A resistor is an electric device that is designed in such a way that it offers resistance to the flow of electric current in a circuit. Resistance to the flow of electricity is necessary for a number of reasons. First, in some circuits, there is need to offer resistance to the flow of electric current so that there is the heat that is generated by the electrical circuit. The heat could be used for heating purposes. Resistance may also be important in order to vary the intensity of electric currents into devices that operate well with varying electric currents.
Resistors can be custom made or they can be bought off the shelf. Off the shelf, resistors come already preconditioned based on the manufacturers' specifications. On the other hand, custom resistors are designed and made only when there is a demand for them. This may be necessary especially if the client is looking for something that cannot be obtained from the off the shelf resistors. Custom resistor manufacturing also is critical in cases where there is a need to cater for special features that may be too extreme to include in the normal resistors such as the amount of current and voltage admitted through a resistor.

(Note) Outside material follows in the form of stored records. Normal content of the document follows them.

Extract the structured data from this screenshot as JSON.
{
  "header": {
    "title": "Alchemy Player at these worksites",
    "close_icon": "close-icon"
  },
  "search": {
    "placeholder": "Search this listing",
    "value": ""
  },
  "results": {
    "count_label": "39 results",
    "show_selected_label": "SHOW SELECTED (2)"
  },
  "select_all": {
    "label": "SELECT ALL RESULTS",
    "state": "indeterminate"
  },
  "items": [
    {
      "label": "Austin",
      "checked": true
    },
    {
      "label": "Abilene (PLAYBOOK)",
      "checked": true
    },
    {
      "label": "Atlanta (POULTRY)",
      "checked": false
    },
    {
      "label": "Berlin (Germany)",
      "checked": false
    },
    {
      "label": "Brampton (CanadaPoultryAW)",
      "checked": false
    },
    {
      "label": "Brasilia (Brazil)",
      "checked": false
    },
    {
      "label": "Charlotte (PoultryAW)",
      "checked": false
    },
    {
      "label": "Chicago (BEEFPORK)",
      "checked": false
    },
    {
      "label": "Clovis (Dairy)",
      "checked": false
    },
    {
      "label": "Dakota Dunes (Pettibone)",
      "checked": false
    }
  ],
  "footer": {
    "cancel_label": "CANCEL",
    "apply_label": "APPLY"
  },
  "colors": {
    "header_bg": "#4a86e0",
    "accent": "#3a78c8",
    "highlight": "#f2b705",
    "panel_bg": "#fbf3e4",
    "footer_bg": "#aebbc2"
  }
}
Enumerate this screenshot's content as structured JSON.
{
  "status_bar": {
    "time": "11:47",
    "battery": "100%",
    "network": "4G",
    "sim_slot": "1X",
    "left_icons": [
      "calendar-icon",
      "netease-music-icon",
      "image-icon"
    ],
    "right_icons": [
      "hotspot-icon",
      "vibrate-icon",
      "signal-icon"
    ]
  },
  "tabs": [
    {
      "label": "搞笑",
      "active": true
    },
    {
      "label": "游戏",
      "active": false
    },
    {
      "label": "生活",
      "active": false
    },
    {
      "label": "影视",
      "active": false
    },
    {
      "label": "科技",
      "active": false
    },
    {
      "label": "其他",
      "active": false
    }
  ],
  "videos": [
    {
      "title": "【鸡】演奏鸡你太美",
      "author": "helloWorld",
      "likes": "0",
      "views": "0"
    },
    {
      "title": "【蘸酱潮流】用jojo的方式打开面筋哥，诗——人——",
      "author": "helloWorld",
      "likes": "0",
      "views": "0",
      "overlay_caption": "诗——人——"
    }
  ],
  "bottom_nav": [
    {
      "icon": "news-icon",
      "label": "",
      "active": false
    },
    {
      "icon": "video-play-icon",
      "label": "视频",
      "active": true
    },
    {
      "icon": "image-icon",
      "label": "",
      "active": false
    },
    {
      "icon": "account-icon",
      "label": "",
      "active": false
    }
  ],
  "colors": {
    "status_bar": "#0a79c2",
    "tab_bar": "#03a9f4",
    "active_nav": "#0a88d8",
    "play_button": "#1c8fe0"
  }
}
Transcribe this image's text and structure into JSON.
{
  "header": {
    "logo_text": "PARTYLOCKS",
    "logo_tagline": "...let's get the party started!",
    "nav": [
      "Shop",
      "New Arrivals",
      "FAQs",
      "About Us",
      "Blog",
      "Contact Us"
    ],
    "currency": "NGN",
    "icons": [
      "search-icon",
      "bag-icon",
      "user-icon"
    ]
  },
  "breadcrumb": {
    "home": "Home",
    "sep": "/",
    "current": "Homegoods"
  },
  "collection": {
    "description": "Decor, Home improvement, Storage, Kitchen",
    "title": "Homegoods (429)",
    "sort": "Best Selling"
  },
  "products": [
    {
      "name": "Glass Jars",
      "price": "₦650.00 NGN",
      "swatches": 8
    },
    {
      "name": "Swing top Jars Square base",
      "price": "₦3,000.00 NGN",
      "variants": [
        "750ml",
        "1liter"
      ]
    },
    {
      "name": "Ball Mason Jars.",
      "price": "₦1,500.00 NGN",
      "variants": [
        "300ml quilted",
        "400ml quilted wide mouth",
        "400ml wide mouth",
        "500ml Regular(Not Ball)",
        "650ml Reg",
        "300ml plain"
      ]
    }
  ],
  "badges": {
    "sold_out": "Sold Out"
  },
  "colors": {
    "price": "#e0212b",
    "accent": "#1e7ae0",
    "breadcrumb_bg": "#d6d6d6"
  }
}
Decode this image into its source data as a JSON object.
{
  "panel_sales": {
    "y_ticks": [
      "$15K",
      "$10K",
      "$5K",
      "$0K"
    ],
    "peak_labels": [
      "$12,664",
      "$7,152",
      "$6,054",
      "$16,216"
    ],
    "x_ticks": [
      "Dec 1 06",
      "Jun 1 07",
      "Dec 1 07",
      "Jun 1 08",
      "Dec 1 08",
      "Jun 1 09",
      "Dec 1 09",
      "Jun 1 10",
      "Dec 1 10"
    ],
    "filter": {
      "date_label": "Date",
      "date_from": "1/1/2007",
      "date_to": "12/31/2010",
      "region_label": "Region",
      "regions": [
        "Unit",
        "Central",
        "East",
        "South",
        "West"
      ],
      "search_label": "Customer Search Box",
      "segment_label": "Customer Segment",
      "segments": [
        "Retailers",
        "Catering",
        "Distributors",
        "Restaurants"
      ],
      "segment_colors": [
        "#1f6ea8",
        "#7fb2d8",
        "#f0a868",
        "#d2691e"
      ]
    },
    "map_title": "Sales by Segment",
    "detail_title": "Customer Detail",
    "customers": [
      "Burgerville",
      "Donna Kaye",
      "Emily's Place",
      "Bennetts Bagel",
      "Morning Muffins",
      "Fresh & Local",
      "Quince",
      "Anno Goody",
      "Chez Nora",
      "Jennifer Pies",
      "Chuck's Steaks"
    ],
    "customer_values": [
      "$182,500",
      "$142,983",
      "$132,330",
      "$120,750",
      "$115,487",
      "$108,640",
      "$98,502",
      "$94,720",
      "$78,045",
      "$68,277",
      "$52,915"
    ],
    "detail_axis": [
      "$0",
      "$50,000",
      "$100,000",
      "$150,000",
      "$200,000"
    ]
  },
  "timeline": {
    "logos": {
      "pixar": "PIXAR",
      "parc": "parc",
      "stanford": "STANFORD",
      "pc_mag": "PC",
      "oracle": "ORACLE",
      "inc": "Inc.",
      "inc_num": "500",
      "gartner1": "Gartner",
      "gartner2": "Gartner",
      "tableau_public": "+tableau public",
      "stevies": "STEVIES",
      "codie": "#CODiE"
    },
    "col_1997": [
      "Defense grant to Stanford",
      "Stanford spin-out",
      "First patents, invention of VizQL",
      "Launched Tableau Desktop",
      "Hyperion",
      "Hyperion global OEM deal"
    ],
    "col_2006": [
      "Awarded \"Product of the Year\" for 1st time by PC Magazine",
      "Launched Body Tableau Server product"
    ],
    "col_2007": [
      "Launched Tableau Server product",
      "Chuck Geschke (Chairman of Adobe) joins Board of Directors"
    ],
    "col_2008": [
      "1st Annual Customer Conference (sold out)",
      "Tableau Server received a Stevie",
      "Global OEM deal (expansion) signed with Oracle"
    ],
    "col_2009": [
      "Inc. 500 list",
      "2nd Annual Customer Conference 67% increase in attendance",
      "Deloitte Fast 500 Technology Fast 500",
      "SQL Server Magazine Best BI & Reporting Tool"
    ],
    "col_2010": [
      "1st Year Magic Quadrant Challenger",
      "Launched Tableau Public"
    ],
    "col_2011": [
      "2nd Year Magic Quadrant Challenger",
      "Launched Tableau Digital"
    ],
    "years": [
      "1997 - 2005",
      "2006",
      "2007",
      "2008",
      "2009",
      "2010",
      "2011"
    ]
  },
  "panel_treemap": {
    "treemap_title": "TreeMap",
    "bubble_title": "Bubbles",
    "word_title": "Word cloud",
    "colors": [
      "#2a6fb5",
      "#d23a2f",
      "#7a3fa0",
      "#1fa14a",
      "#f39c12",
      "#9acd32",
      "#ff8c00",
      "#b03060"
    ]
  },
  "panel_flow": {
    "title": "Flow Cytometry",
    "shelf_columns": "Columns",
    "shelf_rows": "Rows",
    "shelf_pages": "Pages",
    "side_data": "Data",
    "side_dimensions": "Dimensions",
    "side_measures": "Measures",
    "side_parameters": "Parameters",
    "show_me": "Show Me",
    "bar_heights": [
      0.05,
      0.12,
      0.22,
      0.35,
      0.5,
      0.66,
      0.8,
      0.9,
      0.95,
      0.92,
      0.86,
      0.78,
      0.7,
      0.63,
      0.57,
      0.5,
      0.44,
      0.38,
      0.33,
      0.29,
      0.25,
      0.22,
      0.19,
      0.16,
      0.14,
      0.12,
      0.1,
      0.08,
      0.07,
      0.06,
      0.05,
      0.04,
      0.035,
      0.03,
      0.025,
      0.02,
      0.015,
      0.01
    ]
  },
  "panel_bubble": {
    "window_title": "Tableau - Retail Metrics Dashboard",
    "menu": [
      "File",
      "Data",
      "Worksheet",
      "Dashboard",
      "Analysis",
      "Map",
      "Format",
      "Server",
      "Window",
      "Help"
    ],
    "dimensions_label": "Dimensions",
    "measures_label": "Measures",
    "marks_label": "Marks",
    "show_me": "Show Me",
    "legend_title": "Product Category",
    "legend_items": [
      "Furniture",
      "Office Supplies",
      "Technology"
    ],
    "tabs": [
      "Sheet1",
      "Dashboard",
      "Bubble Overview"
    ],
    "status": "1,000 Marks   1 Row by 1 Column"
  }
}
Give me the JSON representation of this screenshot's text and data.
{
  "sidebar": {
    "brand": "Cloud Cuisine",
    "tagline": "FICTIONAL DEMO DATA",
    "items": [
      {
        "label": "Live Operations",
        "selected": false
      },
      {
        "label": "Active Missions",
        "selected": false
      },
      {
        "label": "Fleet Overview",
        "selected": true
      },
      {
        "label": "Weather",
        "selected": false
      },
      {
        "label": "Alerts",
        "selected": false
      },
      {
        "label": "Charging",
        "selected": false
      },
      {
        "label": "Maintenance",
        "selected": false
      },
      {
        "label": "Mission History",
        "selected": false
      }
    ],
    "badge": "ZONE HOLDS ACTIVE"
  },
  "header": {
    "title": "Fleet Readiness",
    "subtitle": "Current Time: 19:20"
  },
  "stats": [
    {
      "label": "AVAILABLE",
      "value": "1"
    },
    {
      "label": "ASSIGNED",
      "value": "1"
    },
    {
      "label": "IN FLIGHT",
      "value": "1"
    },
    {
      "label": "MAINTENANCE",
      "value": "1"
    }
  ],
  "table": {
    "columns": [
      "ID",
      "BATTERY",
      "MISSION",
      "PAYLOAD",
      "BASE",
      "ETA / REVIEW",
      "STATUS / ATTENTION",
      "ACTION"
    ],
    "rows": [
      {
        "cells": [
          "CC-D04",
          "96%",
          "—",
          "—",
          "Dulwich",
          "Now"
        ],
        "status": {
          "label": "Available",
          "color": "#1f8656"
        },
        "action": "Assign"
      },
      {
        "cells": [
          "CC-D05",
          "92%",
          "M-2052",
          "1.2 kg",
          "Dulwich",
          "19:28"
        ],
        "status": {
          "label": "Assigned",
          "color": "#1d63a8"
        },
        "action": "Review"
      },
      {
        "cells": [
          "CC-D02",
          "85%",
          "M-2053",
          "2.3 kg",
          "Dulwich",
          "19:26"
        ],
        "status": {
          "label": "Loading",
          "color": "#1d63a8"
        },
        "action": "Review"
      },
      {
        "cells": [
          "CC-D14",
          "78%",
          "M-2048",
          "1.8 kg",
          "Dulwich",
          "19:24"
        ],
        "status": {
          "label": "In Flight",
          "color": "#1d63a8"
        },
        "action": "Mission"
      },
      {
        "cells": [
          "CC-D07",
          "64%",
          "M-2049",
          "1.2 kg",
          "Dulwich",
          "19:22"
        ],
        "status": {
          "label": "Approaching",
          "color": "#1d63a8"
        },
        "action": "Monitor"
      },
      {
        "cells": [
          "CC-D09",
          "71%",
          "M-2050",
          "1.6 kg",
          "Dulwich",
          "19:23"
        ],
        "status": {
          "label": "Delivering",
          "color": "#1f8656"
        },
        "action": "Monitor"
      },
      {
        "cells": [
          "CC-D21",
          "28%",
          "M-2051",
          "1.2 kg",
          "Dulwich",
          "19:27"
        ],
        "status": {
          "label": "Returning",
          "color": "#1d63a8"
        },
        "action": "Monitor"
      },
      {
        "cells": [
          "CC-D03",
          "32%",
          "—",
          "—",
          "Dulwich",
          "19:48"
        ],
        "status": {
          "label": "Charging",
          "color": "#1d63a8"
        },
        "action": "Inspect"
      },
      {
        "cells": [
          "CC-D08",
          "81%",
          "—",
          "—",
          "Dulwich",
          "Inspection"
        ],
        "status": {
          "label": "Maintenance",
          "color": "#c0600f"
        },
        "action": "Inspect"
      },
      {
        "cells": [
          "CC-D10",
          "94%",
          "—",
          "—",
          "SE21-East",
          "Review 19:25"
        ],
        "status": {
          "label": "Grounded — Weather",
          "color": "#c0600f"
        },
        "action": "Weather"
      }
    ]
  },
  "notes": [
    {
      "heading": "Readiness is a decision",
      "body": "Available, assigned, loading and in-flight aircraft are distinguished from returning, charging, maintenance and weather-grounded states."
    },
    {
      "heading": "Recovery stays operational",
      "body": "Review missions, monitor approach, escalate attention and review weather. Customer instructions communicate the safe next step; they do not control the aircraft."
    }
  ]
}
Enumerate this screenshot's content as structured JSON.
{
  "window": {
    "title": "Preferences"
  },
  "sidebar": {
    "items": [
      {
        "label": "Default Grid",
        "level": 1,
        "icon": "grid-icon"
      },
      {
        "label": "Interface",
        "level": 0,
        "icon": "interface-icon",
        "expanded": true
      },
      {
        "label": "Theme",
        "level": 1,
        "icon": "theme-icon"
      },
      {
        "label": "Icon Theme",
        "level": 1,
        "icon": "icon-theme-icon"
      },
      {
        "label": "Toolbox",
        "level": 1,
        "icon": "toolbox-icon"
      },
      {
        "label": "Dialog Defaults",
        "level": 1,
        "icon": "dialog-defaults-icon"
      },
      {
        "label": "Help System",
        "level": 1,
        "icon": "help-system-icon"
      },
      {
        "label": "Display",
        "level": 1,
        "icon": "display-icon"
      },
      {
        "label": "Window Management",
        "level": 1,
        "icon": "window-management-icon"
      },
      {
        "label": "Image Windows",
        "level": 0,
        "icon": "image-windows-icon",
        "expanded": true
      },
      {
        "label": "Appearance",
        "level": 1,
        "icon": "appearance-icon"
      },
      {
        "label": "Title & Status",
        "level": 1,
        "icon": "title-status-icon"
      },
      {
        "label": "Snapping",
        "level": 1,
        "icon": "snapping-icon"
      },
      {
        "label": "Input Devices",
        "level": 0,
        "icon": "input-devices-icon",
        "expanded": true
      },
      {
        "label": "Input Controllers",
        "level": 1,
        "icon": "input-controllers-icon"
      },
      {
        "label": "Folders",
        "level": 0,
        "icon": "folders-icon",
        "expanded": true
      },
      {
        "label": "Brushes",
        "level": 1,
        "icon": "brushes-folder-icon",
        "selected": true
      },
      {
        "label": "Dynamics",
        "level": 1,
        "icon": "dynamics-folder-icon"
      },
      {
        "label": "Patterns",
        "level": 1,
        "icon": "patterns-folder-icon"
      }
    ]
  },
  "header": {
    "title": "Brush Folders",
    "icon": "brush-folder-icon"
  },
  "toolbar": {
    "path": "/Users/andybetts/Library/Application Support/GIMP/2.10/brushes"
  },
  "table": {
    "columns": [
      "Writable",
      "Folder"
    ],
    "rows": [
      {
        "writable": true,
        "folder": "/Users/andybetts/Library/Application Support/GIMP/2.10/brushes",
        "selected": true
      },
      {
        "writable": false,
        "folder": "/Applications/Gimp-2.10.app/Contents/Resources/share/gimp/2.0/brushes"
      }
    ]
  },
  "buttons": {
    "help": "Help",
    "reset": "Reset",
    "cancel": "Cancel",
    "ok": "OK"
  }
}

The choice of a resistor for either of the above types usually depends on a number of factors. First, the resistance offered by the resistor is something that you should always take into account. Since the primary role of a resistor is to offer resistance to the flow of electricity, then any client should be interested in this aspect of any resistor they choose to buy. If for instance, you have a need for a stronger resistance, then a resistor with a higher resistor rating will be the one you choose. On the other hand, you will choose a resistor with a lower rating in the event that you need less resistance for your circuit.
Finally, you ought to also take into account the aspect of the resistance range that a resistor offers. Some resistors will fail beyond a certain power level. This is because they are wired to accept only a certain limit of power beyond which they fail. As a rule, therefore, by gauging the amount of power your circuit is likely to use, then you can select a resistor within the appropriate range of the power resistors you will be using.